##### MATERIAL PROVIDED #####

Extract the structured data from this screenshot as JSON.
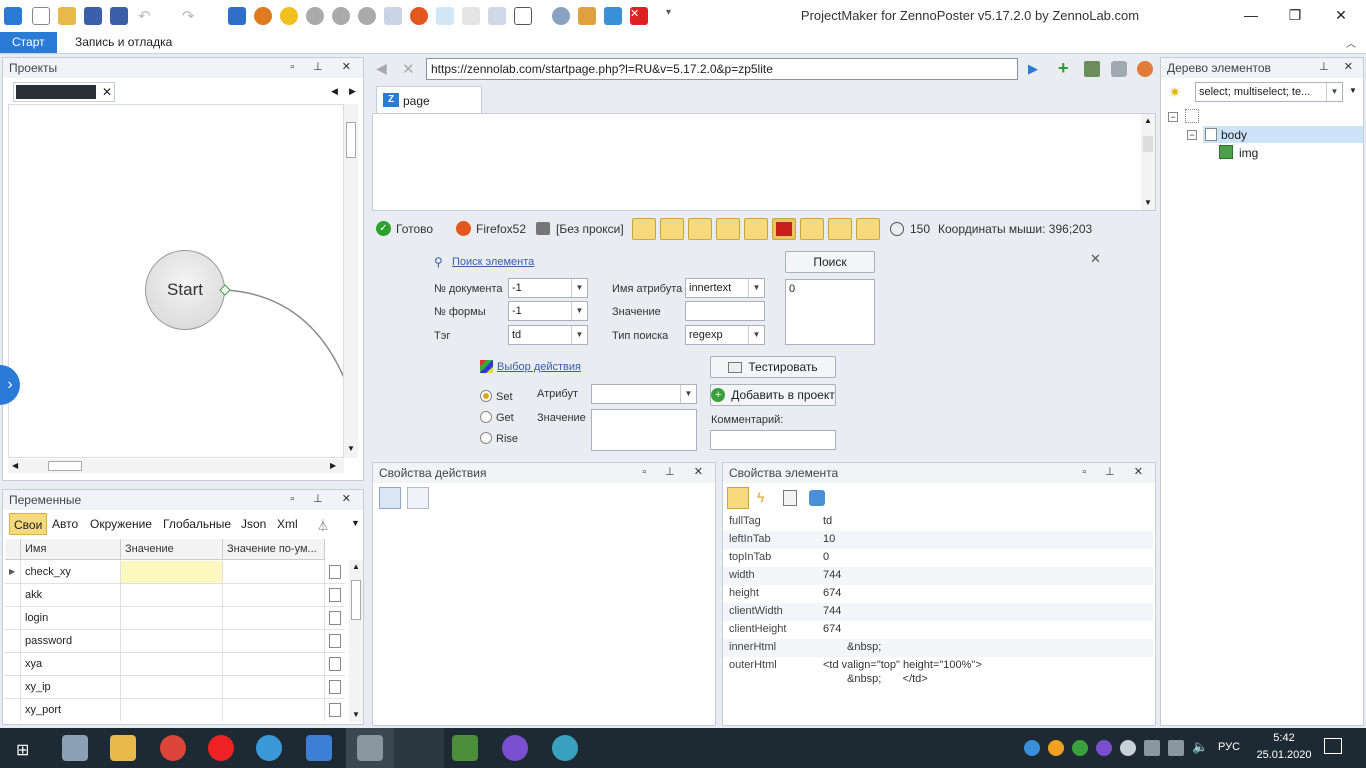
{
  "window": {
    "title": "ProjectMaker for ZennoPoster v5.17.2.0 by ZennoLab.com",
    "minimize": "—",
    "maximize": "❐",
    "close": "✕"
  },
  "ribbon": {
    "tabs": [
      "Старт",
      "Запись и отладка"
    ]
  },
  "projects": {
    "title": "Проекты",
    "start_node": "Start"
  },
  "variables": {
    "title": "Переменные",
    "tabs": [
      "Свои",
      "Авто",
      "Окружение",
      "Глобальные",
      "Json",
      "Xml"
    ],
    "columns": [
      "Имя",
      "Значение",
      "Значение по-ум..."
    ],
    "rows": [
      "check_xy",
      "akk",
      "login",
      "password",
      "xya",
      "xy_ip",
      "xy_port"
    ]
  },
  "browser": {
    "url": "https://zennolab.com/startpage.php?l=RU&v=5.17.2.0&p=zp5lite",
    "tab_label": "page"
  },
  "statusbar": {
    "ready": "Готово",
    "browser": "Firefox52",
    "proxy": "[Без прокси]",
    "counter": "150",
    "coords": "Координаты мыши: 396;203"
  },
  "search": {
    "find_link": "Поиск элемента",
    "doc_label": "№ документа",
    "doc_value": "-1",
    "form_label": "№ формы",
    "form_value": "-1",
    "tag_label": "Тэг",
    "tag_value": "td",
    "attr_name_label": "Имя атрибута",
    "attr_name_value": "innertext",
    "value_label": "Значение",
    "value_value": "",
    "search_type_label": "Тип поиска",
    "search_type_value": "regexp",
    "search_button": "Поиск",
    "result_value": "0",
    "action_link": "Выбор действия",
    "radio_set": "Set",
    "radio_get": "Get",
    "radio_rise": "Rise",
    "attr_label": "Атрибут",
    "action_value_label": "Значение",
    "test_button": "Тестировать",
    "add_button": "Добавить в проект",
    "comment_label": "Комментарий:"
  },
  "action_props": {
    "title": "Свойства действия"
  },
  "element_props": {
    "title": "Свойства элемента",
    "rows": [
      {
        "k": "fullTag",
        "v": "td"
      },
      {
        "k": "leftInTab",
        "v": "10"
      },
      {
        "k": "topInTab",
        "v": "0"
      },
      {
        "k": "width",
        "v": "744"
      },
      {
        "k": "height",
        "v": "674"
      },
      {
        "k": "clientWidth",
        "v": "744"
      },
      {
        "k": "clientHeight",
        "v": "674"
      },
      {
        "k": "innerHtml",
        "v": "&nbsp;"
      },
      {
        "k": "outerHtml",
        "v": "<td valign=\"top\" height=\"100%\">"
      }
    ],
    "outer_line2": "&nbsp;       </td>"
  },
  "tree": {
    "title": "Дерево элементов",
    "filter": "select; multiselect; te...",
    "nodes": [
      "body",
      "img"
    ]
  },
  "taskbar": {
    "lang": "РУС",
    "time": "5:42",
    "date": "25.01.2020"
  },
  "colors": {
    "accent": "#2a7bd5",
    "highlight": "#f6d97a",
    "taskbar": "#1e2a33"
  }
}
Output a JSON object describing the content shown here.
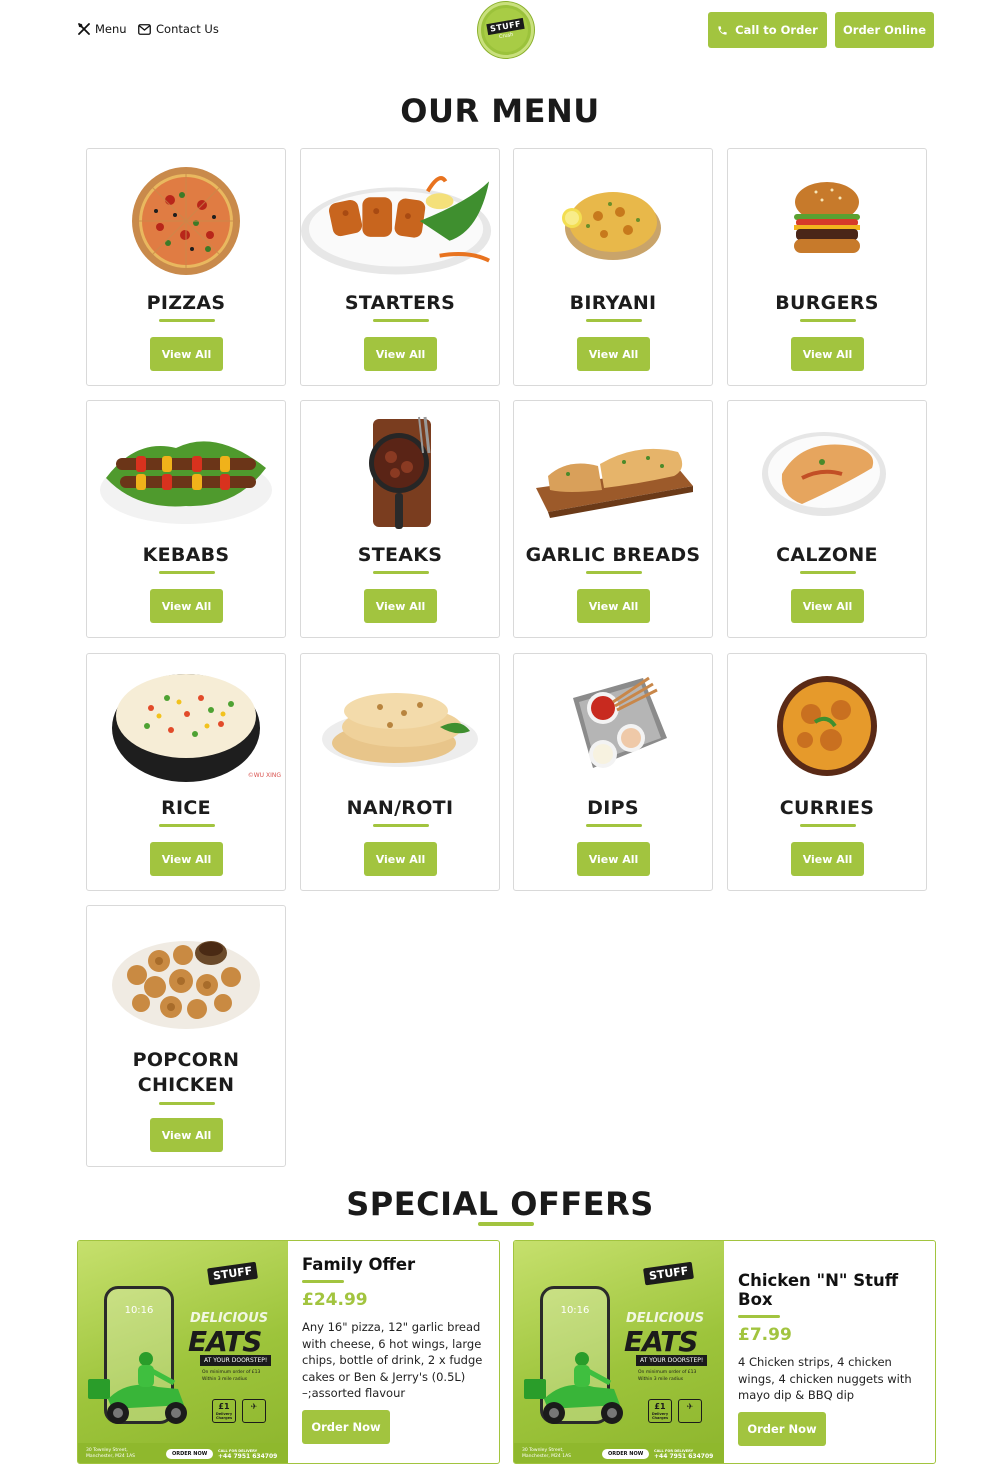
{
  "header": {
    "menu_label": "Menu",
    "contact_label": "Contact Us",
    "logo_text": "STUFF",
    "logo_sub": "Crush",
    "call_label": "Call to Order",
    "order_label": "Order Online"
  },
  "menu_section": {
    "title": "OUR MENU",
    "button_label": "View All",
    "items": [
      {
        "title": "PIZZAS",
        "icon": "pizza-image"
      },
      {
        "title": "STARTERS",
        "icon": "starters-image"
      },
      {
        "title": "BIRYANI",
        "icon": "biryani-image"
      },
      {
        "title": "BURGERS",
        "icon": "burger-image"
      },
      {
        "title": "KEBABS",
        "icon": "kebab-image"
      },
      {
        "title": "STEAKS",
        "icon": "steak-image"
      },
      {
        "title": "GARLIC BREADS",
        "icon": "garlic-bread-image"
      },
      {
        "title": "CALZONE",
        "icon": "calzone-image"
      },
      {
        "title": "RICE",
        "icon": "rice-image",
        "watermark": "©WU XING"
      },
      {
        "title": "NAN/ROTI",
        "icon": "naan-image"
      },
      {
        "title": "DIPS",
        "icon": "dips-image"
      },
      {
        "title": "CURRIES",
        "icon": "curry-image"
      },
      {
        "title": "POPCORN CHICKEN",
        "icon": "popcorn-chicken-image"
      }
    ]
  },
  "offers_section": {
    "title": "SPECIAL OFFERS",
    "button_label": "Order Now",
    "promo": {
      "logo": "STUFF",
      "delicious": "DELICIOUS",
      "eats": "EATS",
      "doorstep": "AT YOUR DOORSTEP!",
      "bullet_1": "On minimum order of £13",
      "bullet_2": "Within 3 mile radius",
      "box_1_big": "£1",
      "box_1_small": "Delivery Charges",
      "address": "30 Townley Street, Manchester, M24 1AS",
      "order_now": "ORDER NOW",
      "phone": "+44 7951 634709",
      "phone_label": "CALL FOR DELIVERY",
      "phone_time": "10:16"
    },
    "offers": [
      {
        "title": "Family Offer",
        "price": "£24.99",
        "description": "Any 16\" pizza, 12\" garlic bread with cheese, 6 hot wings, large chips, bottle of drink, 2 x fudge cakes or Ben & Jerry's (0.5L) –;assorted flavour"
      },
      {
        "title": "Chicken \"N\" Stuff Box",
        "price": "£7.99",
        "description": "4 Chicken strips, 4 chicken wings, 4 chicken nuggets with mayo dip & BBQ dip"
      }
    ]
  },
  "colors": {
    "accent": "#a2c43f",
    "text": "#1c1c1c",
    "border": "#d9d9d9"
  }
}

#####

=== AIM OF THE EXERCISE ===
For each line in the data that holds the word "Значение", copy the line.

=== TASK RESPONSE ===
      "Значение",
      "Значение по-ум..."
    "value_label": "Значение",
    "action_value_label": "Значение",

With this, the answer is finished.